Series: The Prince Catchers, Book 3
Author: Katharine Ashe
Purchase: Amazon | B&N | iBooks | Google Play
Startling Confession #1: This is the first Katharine Ashe book I’ve ever read.
Perhaps less startling, but, nonetheless, worth mentioning Confession #2: After finishing this novel, I immediately began my notorious author binge reading habit, complete with library book holds and Kindle purchases of ALL THE KATHARINE ASHE BOOKS.
This one was a stunner y’all. Last in the series, it totally stands on its own super sexy ultra-romantic legs. It has just right mix of angst, sexual tension, deep back story, and gypsies that make it a stop-everything-and-just-keep-reading tale.
Did I mention gypsies?
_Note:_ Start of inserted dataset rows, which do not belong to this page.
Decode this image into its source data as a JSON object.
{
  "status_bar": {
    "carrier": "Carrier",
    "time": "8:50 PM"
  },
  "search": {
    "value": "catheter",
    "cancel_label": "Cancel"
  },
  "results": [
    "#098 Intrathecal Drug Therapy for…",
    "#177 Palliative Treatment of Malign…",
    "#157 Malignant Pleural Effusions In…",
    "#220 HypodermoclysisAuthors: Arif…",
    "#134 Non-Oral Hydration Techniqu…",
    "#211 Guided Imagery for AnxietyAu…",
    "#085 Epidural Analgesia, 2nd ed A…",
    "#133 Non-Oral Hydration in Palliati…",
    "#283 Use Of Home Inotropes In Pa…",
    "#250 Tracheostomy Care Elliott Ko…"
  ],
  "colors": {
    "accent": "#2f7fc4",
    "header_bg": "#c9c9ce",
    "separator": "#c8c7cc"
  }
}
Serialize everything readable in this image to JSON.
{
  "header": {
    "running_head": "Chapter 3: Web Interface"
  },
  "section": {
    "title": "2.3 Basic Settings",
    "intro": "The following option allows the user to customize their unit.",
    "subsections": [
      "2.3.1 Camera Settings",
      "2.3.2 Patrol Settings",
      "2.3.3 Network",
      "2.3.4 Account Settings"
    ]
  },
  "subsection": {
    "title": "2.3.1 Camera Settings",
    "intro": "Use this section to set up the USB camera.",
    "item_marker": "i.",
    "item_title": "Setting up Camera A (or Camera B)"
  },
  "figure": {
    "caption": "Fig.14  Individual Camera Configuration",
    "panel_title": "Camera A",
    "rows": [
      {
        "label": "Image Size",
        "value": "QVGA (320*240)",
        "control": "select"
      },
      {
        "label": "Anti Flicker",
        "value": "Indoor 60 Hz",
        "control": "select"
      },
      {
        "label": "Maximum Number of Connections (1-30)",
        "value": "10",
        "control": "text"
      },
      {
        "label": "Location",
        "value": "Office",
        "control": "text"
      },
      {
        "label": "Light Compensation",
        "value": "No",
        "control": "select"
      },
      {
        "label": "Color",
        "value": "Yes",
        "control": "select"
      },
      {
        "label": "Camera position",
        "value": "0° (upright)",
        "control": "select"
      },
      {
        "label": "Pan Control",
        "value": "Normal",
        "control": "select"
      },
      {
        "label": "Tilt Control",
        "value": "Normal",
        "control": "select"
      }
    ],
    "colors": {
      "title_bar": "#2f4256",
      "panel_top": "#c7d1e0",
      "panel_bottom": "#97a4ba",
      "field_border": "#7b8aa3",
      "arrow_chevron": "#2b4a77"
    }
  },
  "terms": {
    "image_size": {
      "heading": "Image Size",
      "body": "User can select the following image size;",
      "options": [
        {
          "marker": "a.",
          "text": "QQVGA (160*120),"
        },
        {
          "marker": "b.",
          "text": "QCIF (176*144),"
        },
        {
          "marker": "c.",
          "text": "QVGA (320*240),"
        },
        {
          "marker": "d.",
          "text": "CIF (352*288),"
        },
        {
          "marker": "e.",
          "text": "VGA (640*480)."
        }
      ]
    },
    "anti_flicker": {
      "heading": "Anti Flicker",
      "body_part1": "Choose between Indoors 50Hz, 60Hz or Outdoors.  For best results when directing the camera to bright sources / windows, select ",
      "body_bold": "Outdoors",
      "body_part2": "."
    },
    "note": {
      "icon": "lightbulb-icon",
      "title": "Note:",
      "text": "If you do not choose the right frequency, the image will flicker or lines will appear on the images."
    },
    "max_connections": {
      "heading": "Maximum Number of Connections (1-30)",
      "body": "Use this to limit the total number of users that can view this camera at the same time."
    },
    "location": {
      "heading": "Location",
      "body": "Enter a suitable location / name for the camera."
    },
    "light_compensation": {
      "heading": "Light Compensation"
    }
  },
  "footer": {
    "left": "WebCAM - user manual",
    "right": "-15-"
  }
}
If, like me, you adored Kleypas’ Hathaway series–particularly Merripen and Cam’s stories–you need to pick up I Loved a Rogue immediately.
As the conclusion to what I hear is a fantastic trilogy, I Loved a Rogue is Eleanor Caulfield’s time for love. The consummate vicar’s daughter, Eleanor is steady, responsible, and yes, a spinster. Despite her staid exterior, Eleanor has passion in abundance, and has spent the last eleven years hiding her adventurous spirit, as well as love and heartache. As a young girl she fell in love with Taliesin, the young gypsy boy who was part servant, sometime rival and eventually, lover. His abrupt departure left Eleanor in despair, but she’s picked up the pieces of her life…Or so she thought, until the day that Taliesin shows up again, no longer a boy but a man who stirs her heart in a way she never thought would happen again.
Oh yeah, and he helps her locate her missing parents whom she’s never known because she and her sister’s washed up on the English coast after a brutal shipwreck…and stuff.
I know, I make light of the driving plot of the entire series–three sisters trying to fulfill a gypsy prophecy that says they’ll discover their true parents when one of them marries a prince–but really, it’s all about the Eleanor-Taliesin romance. Yes, the mystery is the driving force behind these adolescent lovers’ reunion, and it’s quite engaging, but for most of the novel it takes a back seat to the unpacking of the love and pain Eleanor and Tali have suffered over the past decade.
There is angst aplenty, but it’s never oppressive or overwhelming. It’s just the right dose for heart-stopping sexual tension (I found myself doing the nail-biting thing) and a deeply emotional connection. As I’ve written before, I adore grand reconciliations in romance novels. As Sherry Thomas once brilliantly stated in an interview for the Popular Romance Project, “We all know shit happens,” and to reflect that in a romance novel (and do it well) takes what could be a good story and makes it so much more powerful. Ashe created two characters who, for various reasons (some valid, some eye-roll inducing), have stayed away from the love of their life for ELEVEN LONG YEARS. Their reunion is intense, awkward, and even a little painful at times. It’s a rebuilding of a relationship left in ruins. Couple that with all sorts of meddlesome secondary characters and you have all the right elements of a seriously engaging novel.
Ashe’s writing is lovely. Her allusions to various lovers from epic tales (Tristan and Isolde; Guinevere and Lancelot) is a signal that Eleanor and Tali’s romance isn’t this sort of fly-by-night, whirlwind romance. There is going to be trouble and there is going to be anger, but there is also going to be the kind of epic love that makes those stories so worth reading.
This one is just as worthy of a read.
Yes, I did find the ending a bit madcap and perhaps a little rushed, but that was in large part because I’d been so focused on Eleanor and Tali that I failed to realize the entire trilogy also needed its own resolution. Perhaps if I had read the first two novels I would have been more invested in the story of the Caulfield daughters’ parentage. I won’t spoil the ending, but I will say that if you’ve been reading hoping to find the answer to the gypsy prophecy, you will find satisfaction in the end.
Rating: A- (For many wistful sighs, gasps, and sessions of anxious nail-biting, thank you, Katharine Ashe!)